[[ Records shown, beginning ]]

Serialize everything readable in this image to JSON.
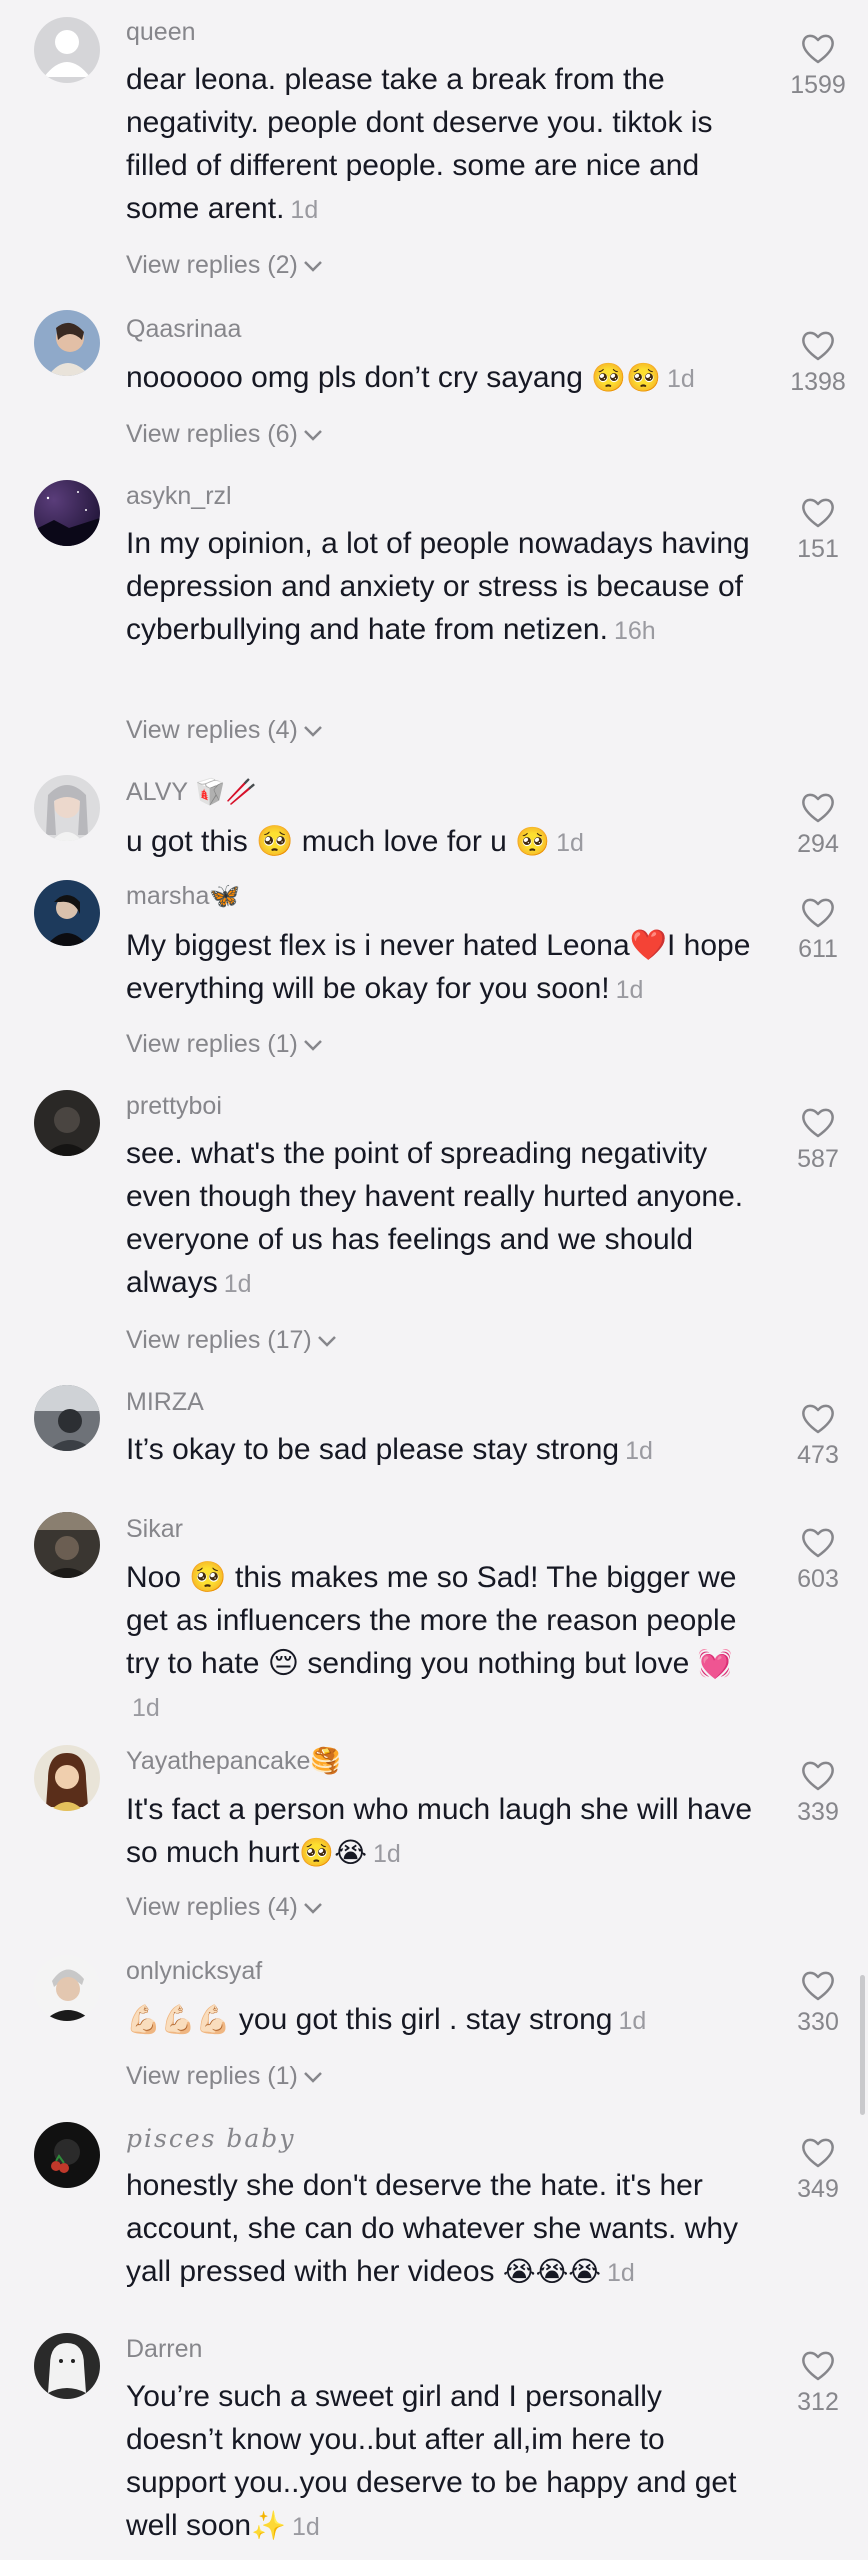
{
  "comments": [
    {
      "username": "queen",
      "text": "dear leona. please take a break from the negativity. people dont deserve you. tiktok is filled of different people. some are nice and some arent.",
      "emoji": "",
      "time": "1d",
      "replies": "View replies (2)",
      "likes": "1599"
    },
    {
      "username": "Qaasrinaa",
      "text": "noooooo omg pls don’t cry sayang ",
      "emoji": "🥺🥺",
      "time": "1d",
      "replies": "View replies (6)",
      "likes": "1398"
    },
    {
      "username": "asykn_rzl",
      "text": "In my opinion, a lot of people nowadays having depression and anxiety or stress is because of cyberbullying and hate from netizen.",
      "emoji": "",
      "time": "16h",
      "replies": "View replies (4)",
      "likes": "151"
    },
    {
      "username": "ALVY 🥡🥢",
      "text": "u got this 🥺 much love for u ",
      "emoji": "🥺",
      "time": "1d",
      "replies": "",
      "likes": "294"
    },
    {
      "username": "marsha🦋",
      "text": "My biggest flex is i never hated Leona❤️I hope everything will be okay for you soon!",
      "emoji": "",
      "time": "1d",
      "replies": "View replies (1)",
      "likes": "611"
    },
    {
      "username": "prettyboi",
      "text": "see. what's the point of spreading negativity even though they havent really hurted anyone. everyone of us has feelings and we should always",
      "emoji": "",
      "time": "1d",
      "replies": "View replies (17)",
      "likes": "587"
    },
    {
      "username": "MIRZA",
      "text": "It’s okay to be sad please stay strong",
      "emoji": "",
      "time": "1d",
      "replies": "",
      "likes": "473"
    },
    {
      "username": "Sikar",
      "text": "Noo 🥺 this makes me so Sad! The bigger we get as influencers the more the reason people try to hate 😔 sending you nothing but love ",
      "emoji": "💓",
      "time": "1d",
      "replies": "",
      "likes": "603"
    },
    {
      "username": "Yayathepancake🥞",
      "text": "It's fact a person who much laugh she will have so much hurt",
      "emoji": "🥺😭",
      "time": "1d",
      "replies": "View replies (4)",
      "likes": "339"
    },
    {
      "username": "onlynicksyaf",
      "text": " you got this girl . stay strong",
      "emoji": "💪🏻💪🏻💪🏻",
      "time": "1d",
      "replies": "View replies (1)",
      "likes": "330"
    },
    {
      "username": "pisces baby",
      "text": "honestly she don't deserve the hate. it's her account, she can do whatever she wants. why yall pressed with her videos ",
      "emoji": "😭😭😭",
      "time": "1d",
      "replies": "",
      "likes": "349"
    },
    {
      "username": "Darren",
      "text": "You’re such a sweet girl and I personally doesn’t know you..but after all,im here to support you..you deserve to be happy and get well soon",
      "emoji": "✨",
      "time": "1d",
      "replies": "",
      "likes": "312"
    }
  ],
  "icons": {
    "like": "heart-outline-icon",
    "expand": "chevron-down-icon"
  }
}
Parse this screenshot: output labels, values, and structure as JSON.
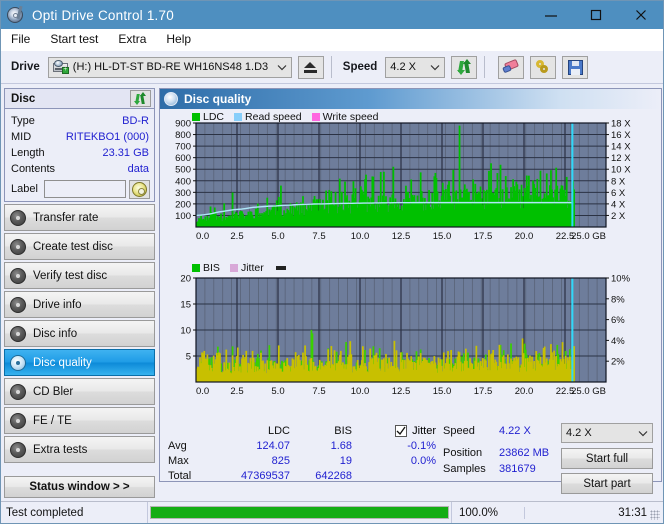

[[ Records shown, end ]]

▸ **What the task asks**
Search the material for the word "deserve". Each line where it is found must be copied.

▸ **Solution**
      "text": "dear leona. please take a break from the negativity. people dont deserve you. tiktok is filled of different people. some are nice and some arent.",
      "text": "honestly she don't deserve the hate. it's her account, she can do whatever she wants. why yall pressed with her videos ",
      "text": "You’re such a sweet girl and I personally doesn’t know you..but after all,im here to support you..you deserve to be happy and get well soon",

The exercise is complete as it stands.